|A virgin winter view taken from a Mount Sumeru viewpoint.|
|Here a close-up of a snowy hako-zukuri in 2008.|
Actually every shrub in the garden gets karikomi or
hako-zukuri clipped and pruned. Rather then tackle
them one by one we will group them according to
similar visual characteristics.
Of the kokarikomi some have organic shapes but most of them are clipped in the even more abstract hako-zukuri style.
The second larges karikomi is large enough to
qualify as O-karikomi.
This karikomi mountain-range as part of the tsukiyama landscape, is getting shape.
The original Rhododendrons had to make place for this Prunus lusitanica, that grows great.
View from "Turtle island".
There are a number of low buxus composites. These are clipped to become a single "disc" representing a low mountain and thus forming the transition from the the Ginshanada and tsukiyama "empty space", to the bordering mountain-scape in the background.

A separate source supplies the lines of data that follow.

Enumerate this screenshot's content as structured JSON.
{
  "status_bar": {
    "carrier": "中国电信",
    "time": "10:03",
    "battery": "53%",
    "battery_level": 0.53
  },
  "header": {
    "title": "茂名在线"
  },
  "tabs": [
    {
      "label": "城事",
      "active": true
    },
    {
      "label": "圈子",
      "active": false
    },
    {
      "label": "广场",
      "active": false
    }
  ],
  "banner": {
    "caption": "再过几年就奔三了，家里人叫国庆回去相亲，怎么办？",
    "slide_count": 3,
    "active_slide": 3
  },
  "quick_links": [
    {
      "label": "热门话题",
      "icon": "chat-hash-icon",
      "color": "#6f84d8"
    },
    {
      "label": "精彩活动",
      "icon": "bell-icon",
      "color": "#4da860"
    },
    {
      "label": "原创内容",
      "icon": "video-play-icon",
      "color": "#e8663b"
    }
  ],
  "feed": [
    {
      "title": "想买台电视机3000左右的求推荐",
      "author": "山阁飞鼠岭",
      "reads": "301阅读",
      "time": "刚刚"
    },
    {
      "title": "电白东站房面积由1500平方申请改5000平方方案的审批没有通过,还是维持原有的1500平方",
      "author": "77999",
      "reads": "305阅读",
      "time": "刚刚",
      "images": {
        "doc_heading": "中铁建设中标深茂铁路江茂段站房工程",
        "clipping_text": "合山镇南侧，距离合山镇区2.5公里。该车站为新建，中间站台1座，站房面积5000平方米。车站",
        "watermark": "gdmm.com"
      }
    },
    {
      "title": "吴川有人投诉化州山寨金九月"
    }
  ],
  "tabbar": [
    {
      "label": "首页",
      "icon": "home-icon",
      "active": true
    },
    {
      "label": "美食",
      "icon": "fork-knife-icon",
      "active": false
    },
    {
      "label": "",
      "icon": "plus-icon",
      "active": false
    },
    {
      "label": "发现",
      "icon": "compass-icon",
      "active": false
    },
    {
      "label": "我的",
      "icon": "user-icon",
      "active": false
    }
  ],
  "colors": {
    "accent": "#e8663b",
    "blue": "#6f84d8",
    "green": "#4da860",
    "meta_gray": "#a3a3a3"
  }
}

This "drop of water" shaped
Euonymus Japonicus Compactus" is a
large-leaved shrub in the foreground
The small-leaved Buxus sempervirens in the back reinforce the gardens depth impression.
These are hako-zukuri (box pruning) shaped and hence more abstract then the organic Kokarikomi.
Kokarikomi refers to the use of one plant, clipped and shaped as desired. "Ko" means "small".
The highest shrubs, left of the top-center and one just behind the deep-red Acer Palmatum"Blood good" that stands just behind the chouzubachi as part of the second tsukubai facility, are Juniperus media "blue" conifer that further enhance the depth impression due to absence of leaves or at least leaves being indistinguishable.
Note: The examples will only display correctly after the page has fully loaded !
It is not an exact-science to draw the line between garden-elements
to distinguish between elements such as tsukiyama, ginshanada,
(O-) karikomi, hako-zukuri, stone-settings, islands, borrowed-scenery and so on.
Under each subject, or better subject-area,
we try to show examples with focus on the main subject.
Often an example will be in a context with other elements.